Monday, September 8, 2014

Is it magic?

Absurdly, there are certain things I think are magic no matter how many times someone explains them to me. The stock market, (seriously- where does all that money go?), the inner working of the human body, (what do you mean the heart just beats on its own?), and technology. Yes, I understand that someone has written code and it causes things to happen but sometimes it really feels like magic. Somehow a touch screen responds to touch, the curser from my mouse can travel across multiple monitors and clicking icons on a website takes you to places you might never dream of on your own. I know that if I really researched these and a million other technological feats I would find answers but something fundamentally, way down to the basics feels like magic. I wonder if my elementary school students feel this way or just take it for granted about the way things work.
My son could figure out how to use a touch screen when he was 2 years old. Don’t ask me why I gave my son a touch screen at 2 years old unless you have taken a toddler out to eat at a restaurant recently. He could recognize the cause and effect of the interface of my iPhone without stopping to consider the why or how. Is it important that children, somewhere along the line, understand why things work the way they do in technology? And I don’t necessarily mean coding, though there would be value in that knowledge, but the why and how of the internet and the gadgets they use? Likewise should children know the history of technology, what computers used to look like, how far we have come in the digital age? Is this important now that technology has been so immersed in our everyday lives or just par for the course?
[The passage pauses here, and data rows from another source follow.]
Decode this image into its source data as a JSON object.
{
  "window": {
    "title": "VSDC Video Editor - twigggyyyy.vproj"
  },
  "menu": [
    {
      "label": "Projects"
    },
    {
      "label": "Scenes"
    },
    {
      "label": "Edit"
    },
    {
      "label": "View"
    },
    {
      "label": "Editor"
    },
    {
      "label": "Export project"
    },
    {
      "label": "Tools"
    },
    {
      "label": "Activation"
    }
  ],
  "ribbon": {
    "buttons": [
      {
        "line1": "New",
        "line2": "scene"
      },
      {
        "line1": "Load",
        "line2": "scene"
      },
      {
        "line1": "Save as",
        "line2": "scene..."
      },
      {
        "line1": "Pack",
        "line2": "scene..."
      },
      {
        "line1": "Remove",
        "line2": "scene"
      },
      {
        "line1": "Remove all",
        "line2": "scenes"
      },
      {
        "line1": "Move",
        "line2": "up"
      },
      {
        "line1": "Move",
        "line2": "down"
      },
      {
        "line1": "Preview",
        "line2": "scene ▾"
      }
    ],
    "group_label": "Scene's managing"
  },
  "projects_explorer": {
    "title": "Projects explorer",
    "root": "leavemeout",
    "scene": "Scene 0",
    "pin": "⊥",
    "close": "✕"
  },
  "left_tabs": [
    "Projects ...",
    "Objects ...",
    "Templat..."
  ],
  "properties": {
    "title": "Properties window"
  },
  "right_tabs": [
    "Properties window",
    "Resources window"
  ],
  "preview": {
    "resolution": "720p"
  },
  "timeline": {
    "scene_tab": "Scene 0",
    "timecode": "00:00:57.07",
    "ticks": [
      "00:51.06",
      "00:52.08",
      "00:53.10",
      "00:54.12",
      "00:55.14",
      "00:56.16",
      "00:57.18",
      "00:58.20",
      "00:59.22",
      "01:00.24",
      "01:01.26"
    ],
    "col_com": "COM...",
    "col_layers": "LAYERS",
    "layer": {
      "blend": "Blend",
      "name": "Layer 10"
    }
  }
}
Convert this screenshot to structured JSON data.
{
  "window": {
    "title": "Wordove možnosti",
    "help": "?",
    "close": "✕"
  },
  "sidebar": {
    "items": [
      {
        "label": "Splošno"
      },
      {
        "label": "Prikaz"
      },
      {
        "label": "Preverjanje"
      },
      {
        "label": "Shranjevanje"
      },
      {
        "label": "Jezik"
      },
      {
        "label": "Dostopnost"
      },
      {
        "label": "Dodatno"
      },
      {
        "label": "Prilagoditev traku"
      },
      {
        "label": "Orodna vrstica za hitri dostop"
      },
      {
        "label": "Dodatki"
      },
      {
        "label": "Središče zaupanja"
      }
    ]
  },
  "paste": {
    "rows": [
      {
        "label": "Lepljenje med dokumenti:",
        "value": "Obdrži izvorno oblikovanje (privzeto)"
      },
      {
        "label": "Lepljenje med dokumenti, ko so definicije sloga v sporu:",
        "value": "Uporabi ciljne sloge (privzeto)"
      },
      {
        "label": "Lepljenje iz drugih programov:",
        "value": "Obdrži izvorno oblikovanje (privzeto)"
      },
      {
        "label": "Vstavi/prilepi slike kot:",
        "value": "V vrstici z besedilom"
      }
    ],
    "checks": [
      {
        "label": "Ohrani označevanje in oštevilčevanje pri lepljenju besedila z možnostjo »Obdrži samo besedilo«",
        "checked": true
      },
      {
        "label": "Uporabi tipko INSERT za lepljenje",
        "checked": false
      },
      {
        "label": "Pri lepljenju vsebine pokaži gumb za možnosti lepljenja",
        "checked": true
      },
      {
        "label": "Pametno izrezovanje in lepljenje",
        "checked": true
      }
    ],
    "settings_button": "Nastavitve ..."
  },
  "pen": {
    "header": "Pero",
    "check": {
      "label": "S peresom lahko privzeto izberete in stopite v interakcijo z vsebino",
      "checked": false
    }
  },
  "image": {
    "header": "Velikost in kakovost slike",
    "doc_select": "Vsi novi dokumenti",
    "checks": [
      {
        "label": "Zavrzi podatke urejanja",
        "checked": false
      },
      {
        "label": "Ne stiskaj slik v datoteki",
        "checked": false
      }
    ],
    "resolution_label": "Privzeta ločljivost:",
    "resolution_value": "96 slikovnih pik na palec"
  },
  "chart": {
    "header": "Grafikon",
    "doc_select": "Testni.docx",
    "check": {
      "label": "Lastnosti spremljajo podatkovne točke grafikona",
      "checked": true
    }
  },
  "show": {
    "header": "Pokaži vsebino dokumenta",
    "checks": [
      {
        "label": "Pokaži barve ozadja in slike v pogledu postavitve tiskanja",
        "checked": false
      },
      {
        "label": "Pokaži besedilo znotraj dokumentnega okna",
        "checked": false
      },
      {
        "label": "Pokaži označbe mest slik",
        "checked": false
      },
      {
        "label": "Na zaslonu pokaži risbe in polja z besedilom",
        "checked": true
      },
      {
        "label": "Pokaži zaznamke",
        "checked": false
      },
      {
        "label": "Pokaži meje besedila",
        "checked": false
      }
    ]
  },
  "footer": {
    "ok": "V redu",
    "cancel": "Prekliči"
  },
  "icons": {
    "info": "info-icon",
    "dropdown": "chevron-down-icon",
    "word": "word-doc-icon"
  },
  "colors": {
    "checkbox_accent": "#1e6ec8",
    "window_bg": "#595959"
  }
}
I own a Kindle, and the Kindle App on my iPad, iPhone and laptop. With the Whispersync feature from Amazon I can pick up any device and start reading from the exact place I left off of on another device. Now that has to be some kind of magic!


  1. Making learning magical is beneficial for everyone especially if you are sparking that magic at an early age, as you are in your role of elementary teacher. Technology like touchscreens is a great advance in connecting people to learning. Ideally, technology will become invisible in the sense that you won’t know you’re working a device but just engaged in the learning experience. That would be magic!

  2. I love your questioning in this post. I also taught elementary school and I often times found myself taking for granted things like the alphabet has an order and numbers follow a pattern. For some of my students, they had never thought of the world like that. I think there is an opportunity with some of our youngest students, to allow them to innovate solutions that adults might never consider. They may not be able to code but I bet they could think up a technology or a service that we don't currently have and might never think of ourselves because we have become constrained by what we know.

  3. I liked your first post about things in our complex muddled up world being magic. I find myself thinking that sometimes too, then I'm reminded of all the billions of people in the world. To me, the magic is how we all contribute our little bits of wonder and creativity to these systems (the internet, government, stock market, human bio).